from "Birth Chart" 


This is a lunar fragment

                        for the scorpion child

                                    who will not sleep, the stripes of his pajama shirt

                                                            against the dinosaurs of his pajama pants, the bonnie

                                    he calls bunny who lies over the ocean, oh bring back

                                    my bunny to me, oh

lie down, scorpion child




I had a strange Yom Kippur

                        insofar as I did not fast

insofar as I reread Jamaica Kincaid’s Lucy

                        while the child slept on

me last time I read Lucy I shared a tent

                        with Chet by the snake

preserve, snakes on the desert floor

                        and in glass terrariums,

this was before we met our husbands.

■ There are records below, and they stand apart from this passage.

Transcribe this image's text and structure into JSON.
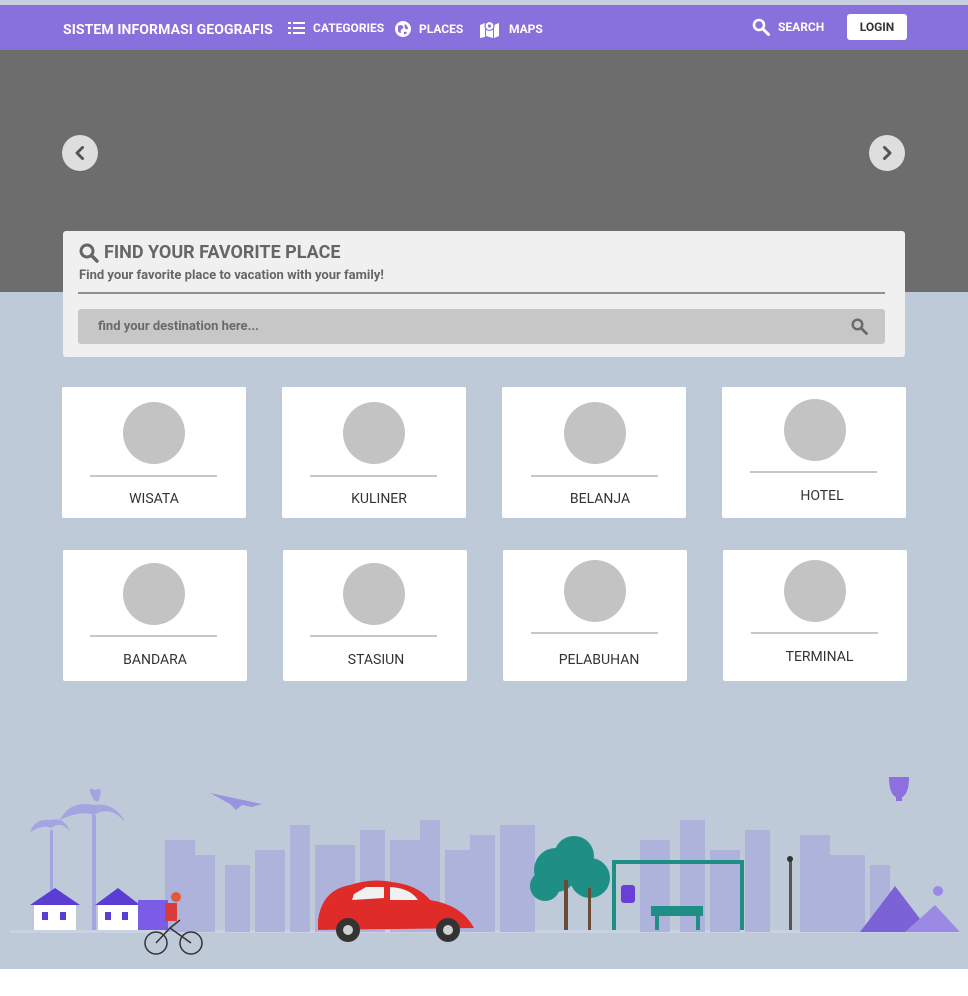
{
  "navbar": {
    "brand": "SISTEM INFORMASI GEOGRAFIS",
    "categories_label": "CATEGORIES",
    "places_label": "PLACES",
    "maps_label": "MAPS",
    "search_label": "SEARCH",
    "login_label": "LOGIN",
    "background_color": "#8870dd"
  },
  "finder": {
    "title": "FIND YOUR FAVORITE PLACE",
    "subtitle": "Find your favorite place to vacation with your family!",
    "placeholder": "find your destination here..."
  },
  "categories": [
    {
      "label": "WISATA"
    },
    {
      "label": "KULINER"
    },
    {
      "label": "BELANJA"
    },
    {
      "label": "HOTEL"
    },
    {
      "label": "BANDARA"
    },
    {
      "label": "STASIUN"
    },
    {
      "label": "PELABUHAN"
    },
    {
      "label": "TERMINAL"
    }
  ],
  "icons": {
    "categories": "list-icon",
    "places": "globe-icon",
    "maps": "map-icon",
    "search": "search-icon",
    "prev": "chevron-left-icon",
    "next": "chevron-right-icon"
  }
}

                        Today a bee flew into my hair and became tangled in my half-knot, my scorpion mother pulled it out with her hands and was, unsurprisingly, stung.


I don’t know what happened to the bee.


The first time I read Lucy I couldn’t get over her mother’s letters,

                        how she hoards them in her room and won’t open them and won’t

read them, even the letter marked urgent. It occurs to me that I am fundamentally a person

                        who opens letters


and apologizes, which Lucy never seems to do, which is what Yom Kippur is for, or is supposed to be for, not that I spent it apologizing.


The day broke into night and the moon hung by halves and the scorpion child clutched my shoulders as if frightened by the brightness of the stars. I know even before I look it up

that Jamaica Kincaid is a Gemini. My moon is in Gemini


but I’m still learning what that means




At the Vermeer exhibit

                                    the scorpion child called every lute

a guitar a white-haired woman

                                    pointed at him and said I want you to remember this when you’re 15!

I wanted to say

            he really doesn’t

have to that’s not how

            art works I wanted to shout                  Vermeer was a Scorpio too you can tell

by the skin which always seems to be

                        on fire at air & space there are three stones

from the moon which I want to put in the poem without explanation

            the way you could hide them in a neighbor’s garden and nobody would notice


basalt    and we stood among the butterflies anorthosite where a pink-spotted cattleheart 


refused             to give up her Taurean secrets (typical) & a morpho perched on us both


at the same time                       for a moment

                                    for some brave and stupid reason you let the volunteer convince you

to touch the Madagascar hissing cockroach hold the caterpillar hopper stick insect


the moon waxed from Pisces into Aries           breccia   which means nothing to me




On Nan’s birthday I kept trying to write a poem like here is a visitation for the scorpion queen

            but the moon was waning all day in Libra and like


            is Libra the thing about Nan which is also the thing about me

is we were        both born under the new moon which explains why slash how


            we write in the dark and can only read each other, the lines


opening up and into an unknowing which is its own way of saying nothing

            writing is a lie that tells the truth                       or something


Nan does it even surprise you at all that Walter “Walt” Whitman was a Gemini?

Sometimes I can’t get away from that guy.


we were both born in the year of the ox and everyone in your life is a Taurus especially me




The scorpion stinger

                        is a steak knife, a just-in-case

                                    they use when they can’t rip

                                                            grab tear their prey with their pincers. You said

                                    the scorpion is going to Vicarstown which is a place

                        imaginary trains go by the tree

which was a cactus



Rachel Feder is an assistant professor of English and Literary Arts at the University of Denver. Recent poetry publications include a 2014 chapbook from dancing girl press and poems in OmniVerse and Glass; a new collection is forthcoming from Astrophel Press. A hybrid work of literary criticism and creative nonfiction, Harvester of Hearts: Motherhood under the Sign of Frankenstein, is forthcoming from Northwestern University Press in 2018.